- [Brief]
Each record, exactly as written, should be printed again.

Website and app data records:
=== Section Start ===
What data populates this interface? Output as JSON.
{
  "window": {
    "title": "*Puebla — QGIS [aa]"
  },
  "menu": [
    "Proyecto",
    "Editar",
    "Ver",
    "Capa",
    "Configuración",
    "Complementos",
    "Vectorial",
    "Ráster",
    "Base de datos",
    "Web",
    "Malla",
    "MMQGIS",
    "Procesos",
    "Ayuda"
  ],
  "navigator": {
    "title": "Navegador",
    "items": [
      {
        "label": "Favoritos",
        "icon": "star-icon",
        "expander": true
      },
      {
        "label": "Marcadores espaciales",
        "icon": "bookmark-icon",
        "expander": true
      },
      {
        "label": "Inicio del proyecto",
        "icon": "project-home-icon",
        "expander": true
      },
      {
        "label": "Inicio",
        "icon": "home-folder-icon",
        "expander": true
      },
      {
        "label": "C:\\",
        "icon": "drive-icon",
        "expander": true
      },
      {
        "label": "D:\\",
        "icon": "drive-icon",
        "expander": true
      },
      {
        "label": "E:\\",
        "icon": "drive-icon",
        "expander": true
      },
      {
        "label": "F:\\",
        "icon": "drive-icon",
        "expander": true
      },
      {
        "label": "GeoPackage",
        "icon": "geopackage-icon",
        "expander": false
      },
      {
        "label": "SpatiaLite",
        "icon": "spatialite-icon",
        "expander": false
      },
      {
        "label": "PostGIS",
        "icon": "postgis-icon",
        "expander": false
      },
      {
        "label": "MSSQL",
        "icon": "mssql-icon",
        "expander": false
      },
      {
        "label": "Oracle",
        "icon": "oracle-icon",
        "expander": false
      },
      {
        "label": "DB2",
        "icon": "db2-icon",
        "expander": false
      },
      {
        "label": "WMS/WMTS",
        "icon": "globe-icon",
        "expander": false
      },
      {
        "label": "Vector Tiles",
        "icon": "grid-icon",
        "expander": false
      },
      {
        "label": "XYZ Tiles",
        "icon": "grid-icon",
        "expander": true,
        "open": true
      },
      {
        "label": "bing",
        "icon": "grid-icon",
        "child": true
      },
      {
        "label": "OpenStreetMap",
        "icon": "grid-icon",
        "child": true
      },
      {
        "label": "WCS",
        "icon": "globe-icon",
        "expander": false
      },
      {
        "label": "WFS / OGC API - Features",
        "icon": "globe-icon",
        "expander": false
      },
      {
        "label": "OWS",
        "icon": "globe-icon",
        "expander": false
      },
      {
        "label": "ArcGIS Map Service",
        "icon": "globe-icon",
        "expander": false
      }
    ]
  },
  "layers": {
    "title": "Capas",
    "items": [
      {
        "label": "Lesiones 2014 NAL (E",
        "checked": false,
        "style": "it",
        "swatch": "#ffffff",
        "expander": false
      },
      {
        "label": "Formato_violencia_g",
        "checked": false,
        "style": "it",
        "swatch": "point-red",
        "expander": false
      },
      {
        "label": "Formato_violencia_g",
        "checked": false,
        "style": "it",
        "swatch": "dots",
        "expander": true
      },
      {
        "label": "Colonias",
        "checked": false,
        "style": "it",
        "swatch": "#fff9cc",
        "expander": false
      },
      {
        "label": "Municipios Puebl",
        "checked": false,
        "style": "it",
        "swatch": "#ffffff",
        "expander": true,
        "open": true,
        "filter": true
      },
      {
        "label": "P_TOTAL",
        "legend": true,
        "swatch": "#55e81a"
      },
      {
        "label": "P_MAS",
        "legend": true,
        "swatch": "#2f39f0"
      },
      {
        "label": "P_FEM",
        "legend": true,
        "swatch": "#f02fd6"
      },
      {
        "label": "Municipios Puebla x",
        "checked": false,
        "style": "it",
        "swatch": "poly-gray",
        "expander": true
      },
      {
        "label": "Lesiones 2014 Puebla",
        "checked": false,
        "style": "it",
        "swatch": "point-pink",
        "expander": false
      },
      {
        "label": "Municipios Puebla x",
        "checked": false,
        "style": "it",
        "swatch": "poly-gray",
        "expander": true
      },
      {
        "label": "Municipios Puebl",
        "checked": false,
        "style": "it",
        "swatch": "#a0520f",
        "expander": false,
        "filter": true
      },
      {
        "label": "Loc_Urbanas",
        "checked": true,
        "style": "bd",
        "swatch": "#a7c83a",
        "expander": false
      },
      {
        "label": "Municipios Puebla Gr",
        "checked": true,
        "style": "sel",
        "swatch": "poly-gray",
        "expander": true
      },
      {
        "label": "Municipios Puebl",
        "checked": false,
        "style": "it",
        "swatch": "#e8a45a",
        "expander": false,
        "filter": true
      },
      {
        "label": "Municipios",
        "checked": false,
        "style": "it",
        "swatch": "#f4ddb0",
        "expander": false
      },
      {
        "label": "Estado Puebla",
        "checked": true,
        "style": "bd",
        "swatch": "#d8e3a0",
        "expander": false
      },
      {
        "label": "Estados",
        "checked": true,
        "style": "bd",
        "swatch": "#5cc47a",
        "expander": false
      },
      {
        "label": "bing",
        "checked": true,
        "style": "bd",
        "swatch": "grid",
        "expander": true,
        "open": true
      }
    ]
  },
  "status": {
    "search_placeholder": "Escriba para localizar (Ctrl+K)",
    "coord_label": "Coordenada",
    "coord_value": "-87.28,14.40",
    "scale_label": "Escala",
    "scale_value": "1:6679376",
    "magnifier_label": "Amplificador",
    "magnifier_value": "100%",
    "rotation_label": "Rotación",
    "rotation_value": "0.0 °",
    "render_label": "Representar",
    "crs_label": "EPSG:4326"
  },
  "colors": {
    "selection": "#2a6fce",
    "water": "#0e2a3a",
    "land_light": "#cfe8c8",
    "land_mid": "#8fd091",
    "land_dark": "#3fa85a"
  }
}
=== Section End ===
- [Answer box]
What data populates this interface? Output as JSON.
{
  "window": {
    "title": "*Puebla — QGIS [aa]"
  },
  "menu": [
    "Proyecto",
    "Editar",
    "Ver",
    "Capa",
    "Configuración",
    "Complementos",
    "Vectorial",
    "Ráster",
    "Base de datos",
    "Web",
    "Malla",
    "MMQGIS",
    "Procesos",
    "Ayuda"
  ],
  "navigator": {
    "title": "Navegador",
    "items": [
      {
        "label": "Favoritos",
        "icon": "star-icon",
        "expander": true
      },
      {
        "label": "Marcadores espaciales",
        "icon": "bookmark-icon",
        "expander": true
      },
      {
        "label": "Inicio del proyecto",
        "icon": "project-home-icon",
        "expander": true
      },
      {
        "label": "Inicio",
        "icon": "home-folder-icon",
        "expander": true
      },
      {
        "label": "C:\\",
        "icon": "drive-icon",
        "expander": true
      },
      {
        "label": "D:\\",
        "icon": "drive-icon",
        "expander": true
      },
      {
        "label": "E:\\",
        "icon": "drive-icon",
        "expander": true
      },
      {
        "label": "F:\\",
        "icon": "drive-icon",
        "expander": true
      },
      {
        "label": "GeoPackage",
        "icon": "geopackage-icon",
        "expander": false
      },
      {
        "label": "SpatiaLite",
        "icon": "spatialite-icon",
        "expander": false
      },
      {
        "label": "PostGIS",
        "icon": "postgis-icon",
        "expander": false
      },
      {
        "label": "MSSQL",
        "icon": "mssql-icon",
        "expander": false
      },
      {
        "label": "Oracle",
        "icon": "oracle-icon",
        "expander": false
      },
      {
        "label": "DB2",
        "icon": "db2-icon",
        "expander": false
      },
      {
        "label": "WMS/WMTS",
        "icon": "globe-icon",
        "expander": false
      },
      {
        "label": "Vector Tiles",
        "icon": "grid-icon",
        "expander": false
      },
      {
        "label": "XYZ Tiles",
        "icon": "grid-icon",
        "expander": true,
        "open": true
      },
      {
        "label": "bing",
        "icon": "grid-icon",
        "child": true
      },
      {
        "label": "OpenStreetMap",
        "icon": "grid-icon",
        "child": true
      },
      {
        "label": "WCS",
        "icon": "globe-icon",
        "expander": false
      },
      {
        "label": "WFS / OGC API - Features",
        "icon": "globe-icon",
        "expander": false
      },
      {
        "label": "OWS",
        "icon": "globe-icon",
        "expander": false
      },
      {
        "label": "ArcGIS Map Service",
        "icon": "globe-icon",
        "expander": false
      }
    ]
  },
  "layers": {
    "title": "Capas",
    "items": [
      {
        "label": "Lesiones 2014 NAL (E",
        "checked": false,
        "style": "it",
        "swatch": "#ffffff",
        "expander": false
      },
      {
        "label": "Formato_violencia_g",
        "checked": false,
        "style": "it",
        "swatch": "point-red",
        "expander": false
      },
      {
        "label": "Formato_violencia_g",
        "checked": false,
        "style": "it",
        "swatch": "dots",
        "expander": true
      },
      {
        "label": "Colonias",
        "checked": false,
        "style": "it",
        "swatch": "#fff9cc",
        "expander": false
      },
      {
        "label": "Municipios Puebl",
        "checked": false,
        "style": "it",
        "swatch": "#ffffff",
        "expander": true,
        "open": true,
        "filter": true
      },
      {
        "label": "P_TOTAL",
        "legend": true,
        "swatch": "#55e81a"
      },
      {
        "label": "P_MAS",
        "legend": true,
        "swatch": "#2f39f0"
      },
      {
        "label": "P_FEM",
        "legend": true,
        "swatch": "#f02fd6"
      },
      {
        "label": "Municipios Puebla x",
        "checked": false,
        "style": "it",
        "swatch": "poly-gray",
        "expander": true
      },
      {
        "label": "Lesiones 2014 Puebla",
        "checked": false,
        "style": "it",
        "swatch": "point-pink",
        "expander": false
      },
      {
        "label": "Municipios Puebla x",
        "checked": false,
        "style": "it",
        "swatch": "poly-gray",
        "expander": true
      },
      {
        "label": "Municipios Puebl",
        "checked": false,
        "style": "it",
        "swatch": "#a0520f",
        "expander": false,
        "filter": true
      },
      {
        "label": "Loc_Urbanas",
        "checked": true,
        "style": "bd",
        "swatch": "#a7c83a",
        "expander": false
      },
      {
        "label": "Municipios Puebla Gr",
        "checked": true,
        "style": "sel",
        "swatch": "poly-gray",
        "expander": true
      },
      {
        "label": "Municipios Puebl",
        "checked": false,
        "style": "it",
        "swatch": "#e8a45a",
        "expander": false,
        "filter": true
      },
      {
        "label": "Municipios",
        "checked": false,
        "style": "it",
        "swatch": "#f4ddb0",
        "expander": false
      },
      {
        "label": "Estado Puebla",
        "checked": true,
        "style": "bd",
        "swatch": "#d8e3a0",
        "expander": false
      },
      {
        "label": "Estados",
        "checked": true,
        "style": "bd",
        "swatch": "#5cc47a",
        "expander": false
      },
      {
        "label": "bing",
        "checked": true,
        "style": "bd",
        "swatch": "grid",
        "expander": true,
        "open": true
      }
    ]
  },
  "status": {
    "search_placeholder": "Escriba para localizar (Ctrl+K)",
    "coord_label": "Coordenada",
    "coord_value": "-87.28,14.40",
    "scale_label": "Escala",
    "scale_value": "1:6679376",
    "magnifier_label": "Amplificador",
    "magnifier_value": "100%",
    "rotation_label": "Rotación",
    "rotation_value": "0.0 °",
    "render_label": "Representar",
    "crs_label": "EPSG:4326"
  },
  "colors": {
    "selection": "#2a6fce",
    "water": "#0e2a3a",
    "land_light": "#cfe8c8",
    "land_mid": "#8fd091",
    "land_dark": "#3fa85a"
  }
}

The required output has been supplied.